In a country where only half the population can afford or find medical treatment, a high-tech donkey clinic with its very own ambulance service may seem excessive. But not to the Ethiopian farmers who rely on these sure-footed, stoic beasts of burden.
DEBRE ZEIT, Ethiopia In a country where only half the population can afford or find medical treatment, a high-tech donkey clinic with its very own ambulance service may seem excessive.
But not to the Ethiopian farmers who rely on these sure-footed, stoic beasts of burden.
"My donkey is my life," says 51-year-old farmer Lema Raya. "Without him my family cannot eat or drink. He carries our water and food -- he is our provider, our car and our friend."
Lema has brought his donkey to the Donkey Sanctuary, one of a handful of hospitals in the world exclusively for donkeys and the only place in Ethiopia where donkeys can get specialized treatment. Treatment and advice are free and the immaculate 11-year-old hospital's annual US$60,000 budget is funded by its British-based namesake, which also runs or funds donkey hospitals in India, Kenya, Mexico, Spain and England.
The need is enormous in desperately poor Ethiopia.
Ethiopia has the second largest donkey population in the world. Some 5 million of them pick their way through the rocky, barren highlands bearing their heavy loads, according to Feseha Gebreab, Ethiopia's foremost expert on the animal. Only China with 12 million donkeys has more, Feseha said.
Donkeys provide the transport that brings food and water to millions in the remotest parts of Ethiopia, where roads and communications do not exist.
"Despite its importance this is an animal with a very poor image," said Feseha, who is a former dean of Ethiopia's veterinary school and now is a consultant to the sanctuary at Debre Zeit, 60 kilometers east of the capital, Addis Ababa.
While farmers like Lema extoll their donkeys, they also overwork them, Feseha said. The Ethiopian population has almost doubled from 40 million 20 years ago to 71 million today, increasing the burden on donkeys.
Exceptionally hardy, the donkey's staggering pain threshold often means it will struggle on no matter how much work it is given or how badly it is treated.
Feseha said the result is reflected in life expectancy: just nine hard years for a donkey here, compared to around 35 years in Europe or the U.S., where a donkey is more likely to be a pet than a laborer.
"Their workload has increased and with it so too have their injuries," Feseha said.
The sanctuary's staff of 14 now treats more than 1,000 donkeys a month, for parasites, crippling saddle sores and hyena bites. When it first started, the clinic would treat just several hundred donkeys a month.
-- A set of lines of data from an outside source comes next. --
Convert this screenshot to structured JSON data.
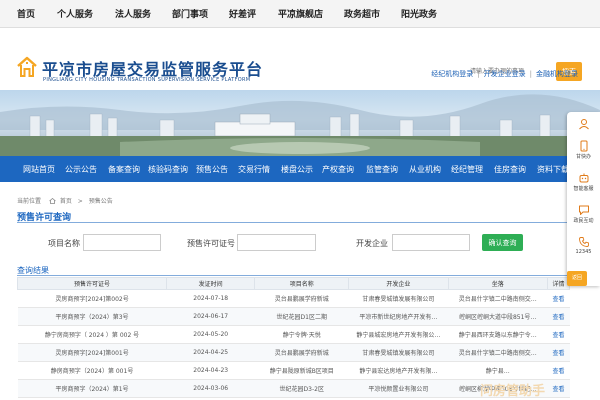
{
  "top_nav": {
    "items": [
      "首页",
      "个人服务",
      "法人服务",
      "部门事项",
      "好差评",
      "平凉旗舰店",
      "政务超市",
      "阳光政务"
    ]
  },
  "header": {
    "title": "平凉市房屋交易监管服务平台",
    "subtitle": "PINGLIANG CITY HOUSING TRANSACTION SUPERVISION SERVICE PLATFORM",
    "search_placeholder": "请输入要办理的事项",
    "search_button": "搜索",
    "login_links": [
      "经纪机构登录",
      "开发企业登录",
      "金融机构登录"
    ]
  },
  "main_nav": {
    "items": [
      "网站首页",
      "公示公告",
      "备案查询",
      "核验码查询",
      "预售公告",
      "交易行情",
      "楼盘公示",
      "产权查询",
      "监管查询",
      "从业机构",
      "经纪管理",
      "佳房查询",
      "资料下载"
    ]
  },
  "breadcrumb": {
    "current_label": "当前位置",
    "items": [
      "首页",
      "预售公告"
    ],
    "separator": ">"
  },
  "section_title": "预售许可查询",
  "search_form": {
    "project_label": "项目名称",
    "project_value": "",
    "permit_label": "预售许可证号",
    "permit_value": "",
    "developer_label": "开发企业",
    "developer_value": "",
    "query_button": "确认查询"
  },
  "results": {
    "title": "查询结果",
    "columns": [
      "预售许可证号",
      "发证时间",
      "项目名称",
      "开发企业",
      "坐落",
      "详情"
    ],
    "rows": [
      [
        "灵房商预字[2024]第002号",
        "2024-07-18",
        "灵台县鹏展学府新城",
        "甘肃春旻城镇发展有限公司",
        "灵台县什字镇二中路南侧交…",
        "查看"
      ],
      [
        "平房商预字（2024）第3号",
        "2024-06-17",
        "世纪花园D1区二期",
        "平凉市新世纪房地产开发有…",
        "崆峒区崆峒大道中段851号…",
        "查看"
      ],
      [
        "静宁房商预字（ 2024 ）第 002 号",
        "2024-05-20",
        "静宁令牌·天悦",
        "静宁县城宏房地产开发有限公…",
        "静宁县西环支路以东静宁令…",
        "查看"
      ],
      [
        "灵房商预字[2024]第001号",
        "2024-04-25",
        "灵台县鹏展学府新城",
        "甘肃春旻城镇发展有限公司",
        "灵台县什字镇二中路南侧交…",
        "查看"
      ],
      [
        "静房商预字（2024）第 001号",
        "2024-04-23",
        "静宁县陇原新城B区项目",
        "静宁县宏达房地产开发有限…",
        "静宁县…",
        "查看"
      ],
      [
        "平房商预字（2024）第1号",
        "2024-03-06",
        "世纪花园D3-2区",
        "平凉悦颜置业有限公司",
        "崆峒区柳湖中路308号世纪…",
        "查看"
      ]
    ]
  },
  "float_bar": {
    "items": [
      "",
      "甘快办",
      "智能客服",
      "政民互动",
      "12345"
    ],
    "back_top": "返回"
  },
  "watermark": "问房管助手",
  "colors": {
    "primary_blue": "#1d67c0",
    "accent_orange": "#f5a623",
    "confirm_green": "#2eae55",
    "title_blue": "#1a4d8f"
  }
}
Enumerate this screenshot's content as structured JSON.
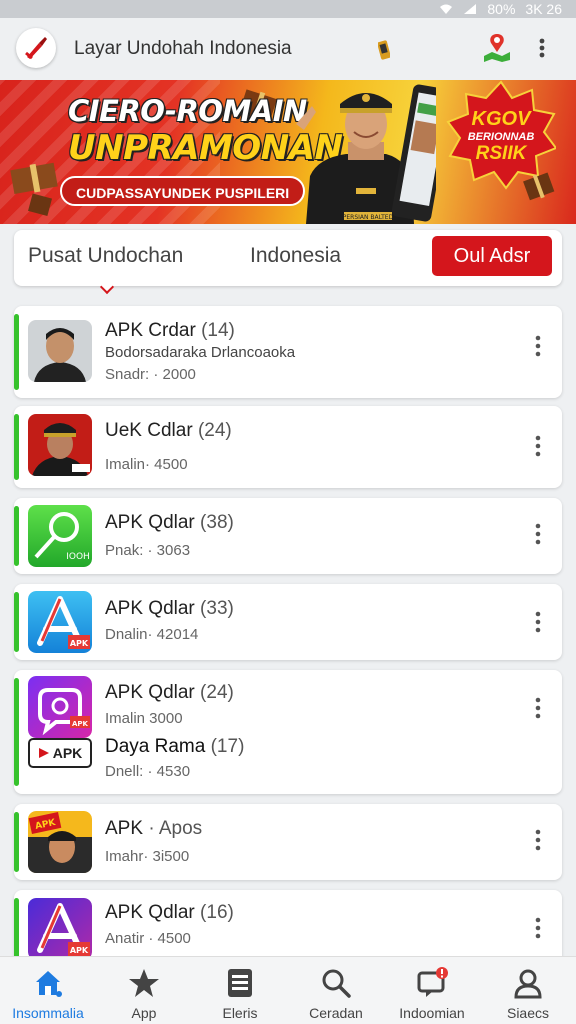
{
  "status_bar": {
    "battery": "80%",
    "time": "3K 26"
  },
  "app_bar": {
    "title": "Layar Undohah Indonesia"
  },
  "banner": {
    "headline_1": "CIERO-ROMAIN",
    "headline_2": "UNPRAMONAN",
    "tagline": "CUDPASSAYUNDEK PUSPILERI",
    "badge_line_1": "KGOV",
    "badge_line_2": "BERIONNAB",
    "badge_line_3": "RSIIK",
    "person_caption": "PERSIAN BALTED",
    "colors": {
      "red": "#d8231c",
      "yellow": "#f7d23a"
    }
  },
  "search": {
    "left_text": "Pusat Undochan",
    "mid_text": "Indonesia",
    "button_label": "Oul Adsr"
  },
  "apps": [
    {
      "title": "APK Crdar",
      "count": "(14)",
      "line": "Bodorsadaraka Drlancoaoka",
      "meta": "Snadr: · 2000",
      "icon": "man-portrait-icon"
    },
    {
      "title": "UeK Cdlar",
      "count": "(24)",
      "line": "",
      "meta": "Imalin· 4500",
      "icon": "officer-portrait-icon"
    },
    {
      "title": "APK Qdlar",
      "count": "(38)",
      "line": "",
      "meta": "Pnak: · 3063",
      "icon": "chat-bubble-icon",
      "icon_badge": "IOOH"
    },
    {
      "title": "APK Qdlar",
      "count": "(33)",
      "line": "",
      "meta": "Dnalin· 42014",
      "icon": "app-a-icon",
      "icon_badge": "APK"
    },
    {
      "title": "APK Qdlar",
      "count": "(24)",
      "line": "",
      "meta": "Imalin 3000",
      "icon": "purple-app-icon",
      "icon_badge": "APK",
      "sub_title": "Daya Rama",
      "sub_count": "(17)",
      "sub_meta": "Dnell: · 4530",
      "sub_badge": "APK"
    },
    {
      "title": "APK",
      "count": "· Apos",
      "line": "",
      "meta": "Imahr· 3i500",
      "icon": "apk-poster-icon",
      "icon_badge": "APK"
    },
    {
      "title": "APK Qdlar",
      "count": "(16)",
      "line": "",
      "meta": "Anatir · 4500",
      "icon": "purple-a-icon",
      "icon_badge": "APK"
    }
  ],
  "bottom_nav": [
    {
      "label": "Insommalia",
      "icon": "home-icon",
      "active": true
    },
    {
      "label": "App",
      "icon": "star-icon",
      "active": false
    },
    {
      "label": "Eleris",
      "icon": "list-doc-icon",
      "active": false
    },
    {
      "label": "Ceradan",
      "icon": "search-icon",
      "active": false
    },
    {
      "label": "Indoomian",
      "icon": "notification-icon",
      "active": false
    },
    {
      "label": "Siaecs",
      "icon": "profile-icon",
      "active": false
    }
  ]
}
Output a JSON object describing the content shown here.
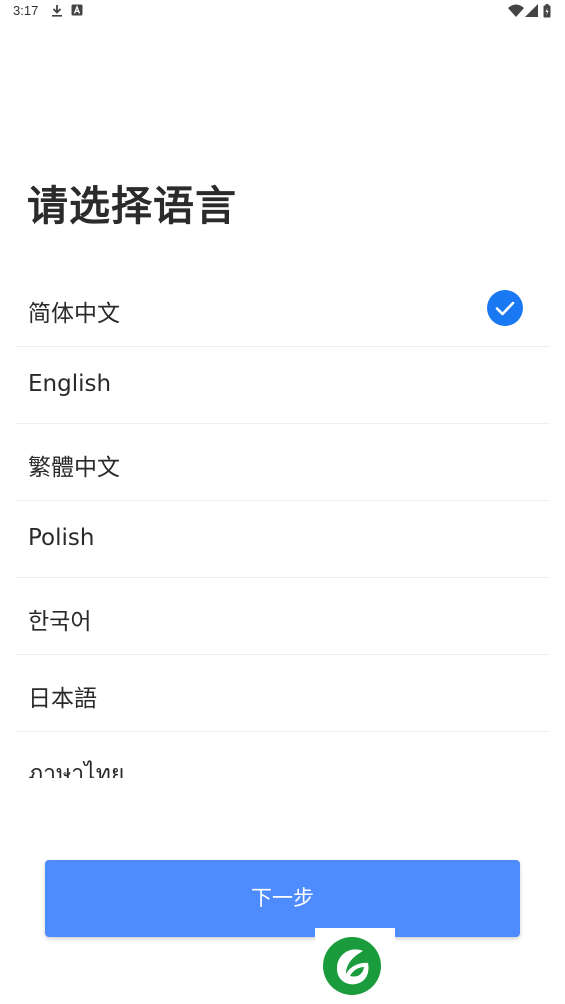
{
  "status_bar": {
    "time": "3:17",
    "left_icons": [
      "download-icon",
      "font-icon"
    ],
    "right_icons": [
      "wifi-icon",
      "signal-icon",
      "battery-icon"
    ]
  },
  "title": "请选择语言",
  "languages": [
    {
      "label": "简体中文",
      "selected": true
    },
    {
      "label": "English",
      "selected": false
    },
    {
      "label": "繁體中文",
      "selected": false
    },
    {
      "label": "Polish",
      "selected": false
    },
    {
      "label": "한국어",
      "selected": false
    },
    {
      "label": "日本語",
      "selected": false
    },
    {
      "label": "ภาษาไทย",
      "selected": false
    }
  ],
  "next_button_label": "下一步",
  "colors": {
    "accent": "#4e8bfd",
    "check": "#1a78f2",
    "logo_green": "#1a9b3c"
  }
}
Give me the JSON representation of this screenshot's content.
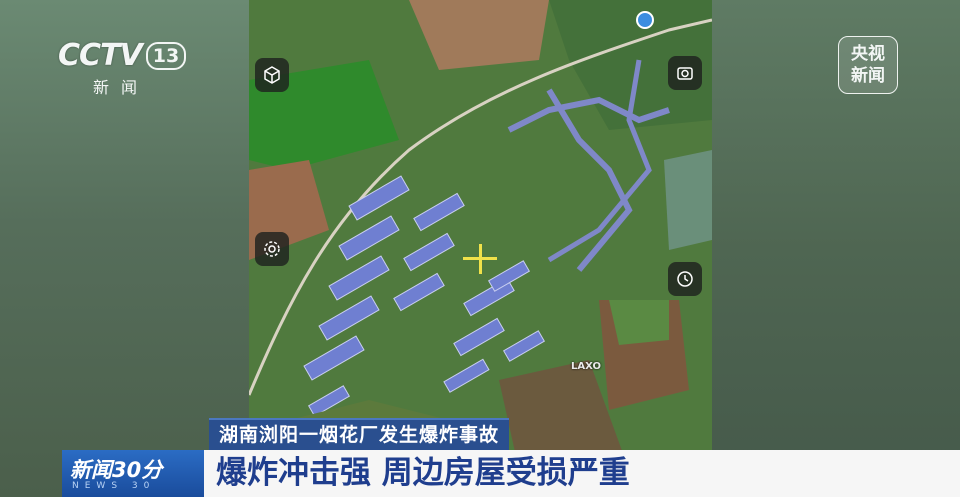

"We have animals brought in here with huge chunks from their sides missing because of hyena bites or gaping, bleeding sores from poor saddles and strapping," said the 63-year-old professor. "Any other animal would collapse but donkeys carry on working. They are giants."
Lema and his wife Lema Shewaye walked 17 kilometers (10 miles) from their village to the sanctuary to get treatment for their donkey.
Families in rural Ethiopia are generally seen as better off if they have a donkey. In a country where average annual wages are just US$100, the US$2 a day earned by renting out the animal is a fortune.
"He carries the water for me," Lema Shewaye says of the daily backbreaking task left to women and children and one often involving walking 10 kilometers (six miles).
Vets show the Lemas how plastic strapping to hold water buckets had cut into the animal, leaving weeping sores. They teach them how to make proper strapping from natural fibers to prevent more wounds.
A small, portly man, Feseha estimates he has treated around 400,000 donkeys in his 19 years dedicated to helping the animal. He says his mission now is prevention rather than cure.
Books based on animal classics like the children's favorite Black Beauty by 19th century author Anna Sewell are being translated and handed out to schools to encourage better treatment of animals. The British-based Donkey Sanctuary also supplied copies of a book for children written by its founder Dr. Elizabeth Svendsen and translated into the local language Amharic. It tells the story of Dusty the Donkey and his adventures in Ethiopia.
Farmers are encouraged to change their attitude.
"The farmers often give names to their horses," Feseha said. "We are trying to get them to do the same with their donkeys, to identify with them."
And in a country where religious beliefs are widespread, Feseha often delivers a well-rehearsed sermon to farmers gathered at the sanctuary.
"The donkey is mentioned 80 times in the Bible," he says as if plucking the fact out of the air. "No other animal is mentioned in the Bible so much. Jesus rode a donkey."
He turns and mutters with a sigh, "But all over the world this animal is neglected. And particularly here."
Source: Associated Press